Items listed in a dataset
━━━━━━━━━━

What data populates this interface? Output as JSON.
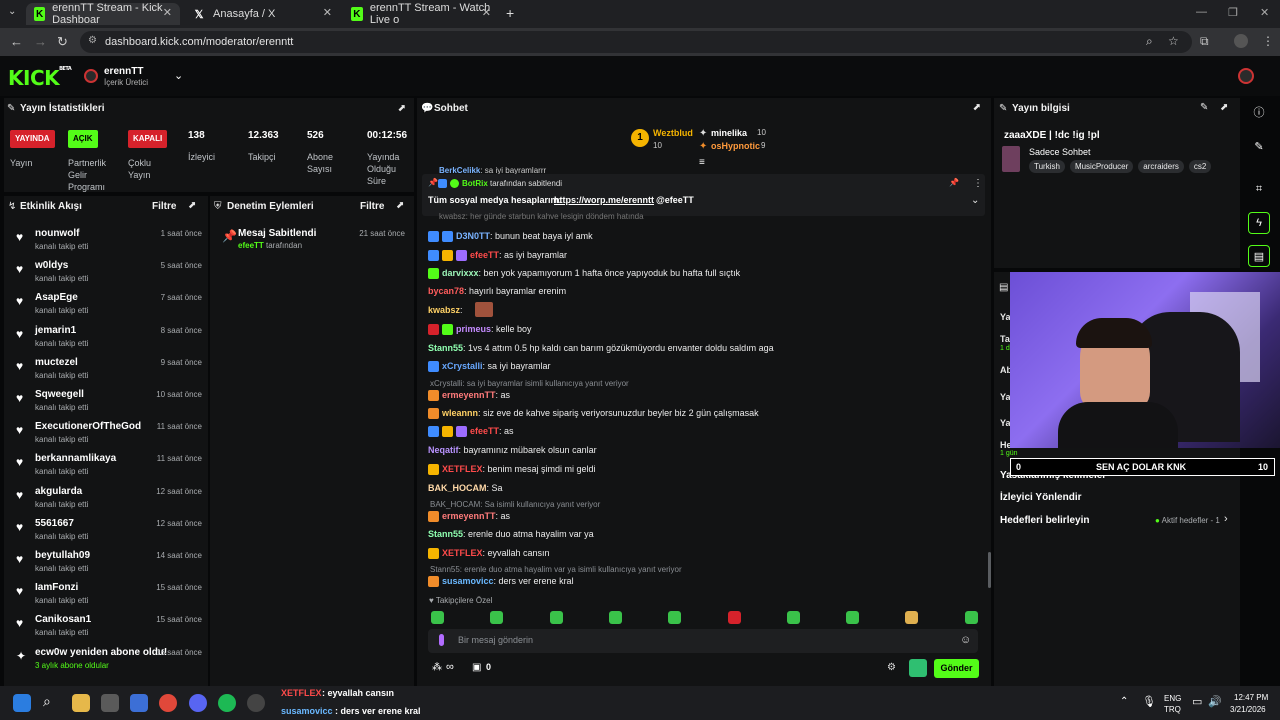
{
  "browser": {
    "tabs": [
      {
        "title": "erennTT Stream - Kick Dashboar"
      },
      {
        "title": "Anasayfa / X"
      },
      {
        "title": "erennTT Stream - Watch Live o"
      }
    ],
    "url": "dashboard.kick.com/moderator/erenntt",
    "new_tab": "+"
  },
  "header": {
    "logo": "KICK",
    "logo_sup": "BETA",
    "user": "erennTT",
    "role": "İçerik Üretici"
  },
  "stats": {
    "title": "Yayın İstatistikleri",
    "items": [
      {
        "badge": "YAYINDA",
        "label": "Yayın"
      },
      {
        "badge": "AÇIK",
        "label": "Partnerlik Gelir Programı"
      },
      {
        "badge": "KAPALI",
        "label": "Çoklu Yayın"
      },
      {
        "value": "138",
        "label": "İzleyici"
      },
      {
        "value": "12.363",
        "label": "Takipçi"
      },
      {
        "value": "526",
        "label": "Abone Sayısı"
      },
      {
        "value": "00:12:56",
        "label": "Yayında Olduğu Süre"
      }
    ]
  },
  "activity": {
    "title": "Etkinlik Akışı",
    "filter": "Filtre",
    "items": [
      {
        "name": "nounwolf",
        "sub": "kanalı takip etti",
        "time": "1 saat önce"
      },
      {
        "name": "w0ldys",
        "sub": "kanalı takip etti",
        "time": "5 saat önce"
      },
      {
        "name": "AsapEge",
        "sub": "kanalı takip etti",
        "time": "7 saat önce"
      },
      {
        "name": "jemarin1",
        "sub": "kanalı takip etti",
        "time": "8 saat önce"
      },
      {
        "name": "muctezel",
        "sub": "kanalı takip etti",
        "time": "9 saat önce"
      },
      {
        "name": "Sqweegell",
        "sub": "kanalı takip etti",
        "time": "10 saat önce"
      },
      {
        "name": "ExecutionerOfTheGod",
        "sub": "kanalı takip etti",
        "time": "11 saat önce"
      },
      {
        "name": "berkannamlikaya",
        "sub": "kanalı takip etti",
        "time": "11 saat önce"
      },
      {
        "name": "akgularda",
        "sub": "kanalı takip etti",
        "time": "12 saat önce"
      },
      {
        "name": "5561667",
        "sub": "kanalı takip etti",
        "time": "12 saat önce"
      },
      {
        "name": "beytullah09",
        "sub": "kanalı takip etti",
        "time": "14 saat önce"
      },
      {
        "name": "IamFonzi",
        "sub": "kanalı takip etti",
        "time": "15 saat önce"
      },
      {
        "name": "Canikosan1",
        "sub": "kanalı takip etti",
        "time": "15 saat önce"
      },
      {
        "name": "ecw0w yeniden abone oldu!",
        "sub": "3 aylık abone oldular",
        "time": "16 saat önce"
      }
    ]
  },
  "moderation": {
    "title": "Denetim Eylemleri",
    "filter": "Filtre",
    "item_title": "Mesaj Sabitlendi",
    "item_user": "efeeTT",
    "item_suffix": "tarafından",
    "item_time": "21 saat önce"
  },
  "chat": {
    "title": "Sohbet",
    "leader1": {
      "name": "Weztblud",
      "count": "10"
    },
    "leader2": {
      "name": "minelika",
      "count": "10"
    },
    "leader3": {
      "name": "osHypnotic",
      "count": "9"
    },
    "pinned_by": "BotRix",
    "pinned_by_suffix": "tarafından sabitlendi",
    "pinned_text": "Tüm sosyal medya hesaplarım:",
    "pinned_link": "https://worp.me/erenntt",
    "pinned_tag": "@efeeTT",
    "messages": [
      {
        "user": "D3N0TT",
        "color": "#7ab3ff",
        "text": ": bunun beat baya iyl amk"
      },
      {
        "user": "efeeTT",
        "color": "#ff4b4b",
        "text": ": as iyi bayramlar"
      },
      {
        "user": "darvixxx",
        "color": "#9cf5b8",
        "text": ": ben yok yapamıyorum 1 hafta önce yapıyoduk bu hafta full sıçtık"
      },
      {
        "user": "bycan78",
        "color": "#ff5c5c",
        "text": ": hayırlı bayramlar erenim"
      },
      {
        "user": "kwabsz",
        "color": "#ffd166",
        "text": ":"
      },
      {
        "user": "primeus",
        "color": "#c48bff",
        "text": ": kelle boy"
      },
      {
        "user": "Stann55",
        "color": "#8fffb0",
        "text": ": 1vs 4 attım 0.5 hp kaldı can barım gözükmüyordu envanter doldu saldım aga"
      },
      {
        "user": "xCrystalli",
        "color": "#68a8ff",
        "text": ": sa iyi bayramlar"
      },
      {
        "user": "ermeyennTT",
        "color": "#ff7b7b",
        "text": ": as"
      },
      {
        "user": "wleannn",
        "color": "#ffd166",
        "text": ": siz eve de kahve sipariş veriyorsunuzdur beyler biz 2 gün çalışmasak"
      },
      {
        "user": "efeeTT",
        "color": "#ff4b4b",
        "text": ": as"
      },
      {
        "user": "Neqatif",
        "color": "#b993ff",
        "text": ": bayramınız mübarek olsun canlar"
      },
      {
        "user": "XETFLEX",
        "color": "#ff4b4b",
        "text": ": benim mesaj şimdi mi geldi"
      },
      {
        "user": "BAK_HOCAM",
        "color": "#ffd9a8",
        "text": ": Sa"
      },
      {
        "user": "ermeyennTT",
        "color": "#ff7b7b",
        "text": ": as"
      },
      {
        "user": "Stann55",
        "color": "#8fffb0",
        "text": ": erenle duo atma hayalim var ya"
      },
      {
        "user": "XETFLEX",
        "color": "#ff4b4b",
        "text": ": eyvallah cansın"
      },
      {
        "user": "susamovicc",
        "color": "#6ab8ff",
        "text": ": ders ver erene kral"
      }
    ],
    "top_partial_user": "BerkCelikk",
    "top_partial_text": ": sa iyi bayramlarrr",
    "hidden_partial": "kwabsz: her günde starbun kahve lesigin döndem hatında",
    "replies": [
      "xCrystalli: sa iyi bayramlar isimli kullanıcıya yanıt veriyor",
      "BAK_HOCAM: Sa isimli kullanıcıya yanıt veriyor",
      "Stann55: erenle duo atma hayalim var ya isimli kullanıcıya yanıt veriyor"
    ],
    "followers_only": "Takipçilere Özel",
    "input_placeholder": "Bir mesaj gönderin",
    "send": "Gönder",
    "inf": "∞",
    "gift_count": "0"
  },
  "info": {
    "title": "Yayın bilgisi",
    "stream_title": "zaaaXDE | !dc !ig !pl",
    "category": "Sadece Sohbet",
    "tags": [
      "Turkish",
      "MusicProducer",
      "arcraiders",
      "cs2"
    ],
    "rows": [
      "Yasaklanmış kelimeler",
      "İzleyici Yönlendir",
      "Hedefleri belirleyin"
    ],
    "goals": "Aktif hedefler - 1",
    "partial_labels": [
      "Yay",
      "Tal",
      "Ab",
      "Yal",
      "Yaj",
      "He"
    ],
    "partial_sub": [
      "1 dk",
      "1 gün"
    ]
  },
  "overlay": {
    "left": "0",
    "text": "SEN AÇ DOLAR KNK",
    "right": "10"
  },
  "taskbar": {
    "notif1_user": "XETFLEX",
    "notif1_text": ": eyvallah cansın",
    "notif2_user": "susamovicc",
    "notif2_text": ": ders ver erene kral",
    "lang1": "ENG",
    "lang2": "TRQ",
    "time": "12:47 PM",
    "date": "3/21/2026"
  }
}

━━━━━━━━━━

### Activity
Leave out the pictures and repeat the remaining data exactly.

### Solution below
What data populates this interface? Output as JSON.
{
  "browser": {
    "tabs": [
      {
        "title": "erennTT Stream - Kick Dashboar"
      },
      {
        "title": "Anasayfa / X"
      },
      {
        "title": "erennTT Stream - Watch Live o"
      }
    ],
    "url": "dashboard.kick.com/moderator/erenntt",
    "new_tab": "+"
  },
  "header": {
    "logo": "KICK",
    "logo_sup": "BETA",
    "user": "erennTT",
    "role": "İçerik Üretici"
  },
  "stats": {
    "title": "Yayın İstatistikleri",
    "items": [
      {
        "badge": "YAYINDA",
        "label": "Yayın"
      },
      {
        "badge": "AÇIK",
        "label": "Partnerlik Gelir Programı"
      },
      {
        "badge": "KAPALI",
        "label": "Çoklu Yayın"
      },
      {
        "value": "138",
        "label": "İzleyici"
      },
      {
        "value": "12.363",
        "label": "Takipçi"
      },
      {
        "value": "526",
        "label": "Abone Sayısı"
      },
      {
        "value": "00:12:56",
        "label": "Yayında Olduğu Süre"
      }
    ]
  },
  "activity": {
    "title": "Etkinlik Akışı",
    "filter": "Filtre",
    "items": [
      {
        "name": "nounwolf",
        "sub": "kanalı takip etti",
        "time": "1 saat önce"
      },
      {
        "name": "w0ldys",
        "sub": "kanalı takip etti",
        "time": "5 saat önce"
      },
      {
        "name": "AsapEge",
        "sub": "kanalı takip etti",
        "time": "7 saat önce"
      },
      {
        "name": "jemarin1",
        "sub": "kanalı takip etti",
        "time": "8 saat önce"
      },
      {
        "name": "muctezel",
        "sub": "kanalı takip etti",
        "time": "9 saat önce"
      },
      {
        "name": "Sqweegell",
        "sub": "kanalı takip etti",
        "time": "10 saat önce"
      },
      {
        "name": "ExecutionerOfTheGod",
        "sub": "kanalı takip etti",
        "time": "11 saat önce"
      },
      {
        "name": "berkannamlikaya",
        "sub": "kanalı takip etti",
        "time": "11 saat önce"
      },
      {
        "name": "akgularda",
        "sub": "kanalı takip etti",
        "time": "12 saat önce"
      },
      {
        "name": "5561667",
        "sub": "kanalı takip etti",
        "time": "12 saat önce"
      },
      {
        "name": "beytullah09",
        "sub": "kanalı takip etti",
        "time": "14 saat önce"
      },
      {
        "name": "IamFonzi",
        "sub": "kanalı takip etti",
        "time": "15 saat önce"
      },
      {
        "name": "Canikosan1",
        "sub": "kanalı takip etti",
        "time": "15 saat önce"
      },
      {
        "name": "ecw0w yeniden abone oldu!",
        "sub": "3 aylık abone oldular",
        "time": "16 saat önce"
      }
    ]
  },
  "moderation": {
    "title": "Denetim Eylemleri",
    "filter": "Filtre",
    "item_title": "Mesaj Sabitlendi",
    "item_user": "efeeTT",
    "item_suffix": "tarafından",
    "item_time": "21 saat önce"
  },
  "chat": {
    "title": "Sohbet",
    "leader1": {
      "name": "Weztblud",
      "count": "10"
    },
    "leader2": {
      "name": "minelika",
      "count": "10"
    },
    "leader3": {
      "name": "osHypnotic",
      "count": "9"
    },
    "pinned_by": "BotRix",
    "pinned_by_suffix": "tarafından sabitlendi",
    "pinned_text": "Tüm sosyal medya hesaplarım:",
    "pinned_link": "https://worp.me/erenntt",
    "pinned_tag": "@efeeTT",
    "messages": [
      {
        "user": "D3N0TT",
        "color": "#7ab3ff",
        "text": ": bunun beat baya iyl amk"
      },
      {
        "user": "efeeTT",
        "color": "#ff4b4b",
        "text": ": as iyi bayramlar"
      },
      {
        "user": "darvixxx",
        "color": "#9cf5b8",
        "text": ": ben yok yapamıyorum 1 hafta önce yapıyoduk bu hafta full sıçtık"
      },
      {
        "user": "bycan78",
        "color": "#ff5c5c",
        "text": ": hayırlı bayramlar erenim"
      },
      {
        "user": "kwabsz",
        "color": "#ffd166",
        "text": ":"
      },
      {
        "user": "primeus",
        "color": "#c48bff",
        "text": ": kelle boy"
      },
      {
        "user": "Stann55",
        "color": "#8fffb0",
        "text": ": 1vs 4 attım 0.5 hp kaldı can barım gözükmüyordu envanter doldu saldım aga"
      },
      {
        "user": "xCrystalli",
        "color": "#68a8ff",
        "text": ": sa iyi bayramlar"
      },
      {
        "user": "ermeyennTT",
        "color": "#ff7b7b",
        "text": ": as"
      },
      {
        "user": "wleannn",
        "color": "#ffd166",
        "text": ": siz eve de kahve sipariş veriyorsunuzdur beyler biz 2 gün çalışmasak"
      },
      {
        "user": "efeeTT",
        "color": "#ff4b4b",
        "text": ": as"
      },
      {
        "user": "Neqatif",
        "color": "#b993ff",
        "text": ": bayramınız mübarek olsun canlar"
      },
      {
        "user": "XETFLEX",
        "color": "#ff4b4b",
        "text": ": benim mesaj şimdi mi geldi"
      },
      {
        "user": "BAK_HOCAM",
        "color": "#ffd9a8",
        "text": ": Sa"
      },
      {
        "user": "ermeyennTT",
        "color": "#ff7b7b",
        "text": ": as"
      },
      {
        "user": "Stann55",
        "color": "#8fffb0",
        "text": ": erenle duo atma hayalim var ya"
      },
      {
        "user": "XETFLEX",
        "color": "#ff4b4b",
        "text": ": eyvallah cansın"
      },
      {
        "user": "susamovicc",
        "color": "#6ab8ff",
        "text": ": ders ver erene kral"
      }
    ],
    "top_partial_user": "BerkCelikk",
    "top_partial_text": ": sa iyi bayramlarrr",
    "hidden_partial": "kwabsz: her günde starbun kahve lesigin döndem hatında",
    "replies": [
      "xCrystalli: sa iyi bayramlar isimli kullanıcıya yanıt veriyor",
      "BAK_HOCAM: Sa isimli kullanıcıya yanıt veriyor",
      "Stann55: erenle duo atma hayalim var ya isimli kullanıcıya yanıt veriyor"
    ],
    "followers_only": "Takipçilere Özel",
    "input_placeholder": "Bir mesaj gönderin",
    "send": "Gönder",
    "inf": "∞",
    "gift_count": "0"
  },
  "info": {
    "title": "Yayın bilgisi",
    "stream_title": "zaaaXDE | !dc !ig !pl",
    "category": "Sadece Sohbet",
    "tags": [
      "Turkish",
      "MusicProducer",
      "arcraiders",
      "cs2"
    ],
    "rows": [
      "Yasaklanmış kelimeler",
      "İzleyici Yönlendir",
      "Hedefleri belirleyin"
    ],
    "goals": "Aktif hedefler - 1",
    "partial_labels": [
      "Yay",
      "Tal",
      "Ab",
      "Yal",
      "Yaj",
      "He"
    ],
    "partial_sub": [
      "1 dk",
      "1 gün"
    ]
  },
  "overlay": {
    "left": "0",
    "text": "SEN AÇ DOLAR KNK",
    "right": "10"
  },
  "taskbar": {
    "notif1_user": "XETFLEX",
    "notif1_text": ": eyvallah cansın",
    "notif2_user": "susamovicc",
    "notif2_text": ": ders ver erene kral",
    "lang1": "ENG",
    "lang2": "TRQ",
    "time": "12:47 PM",
    "date": "3/21/2026"
  }
}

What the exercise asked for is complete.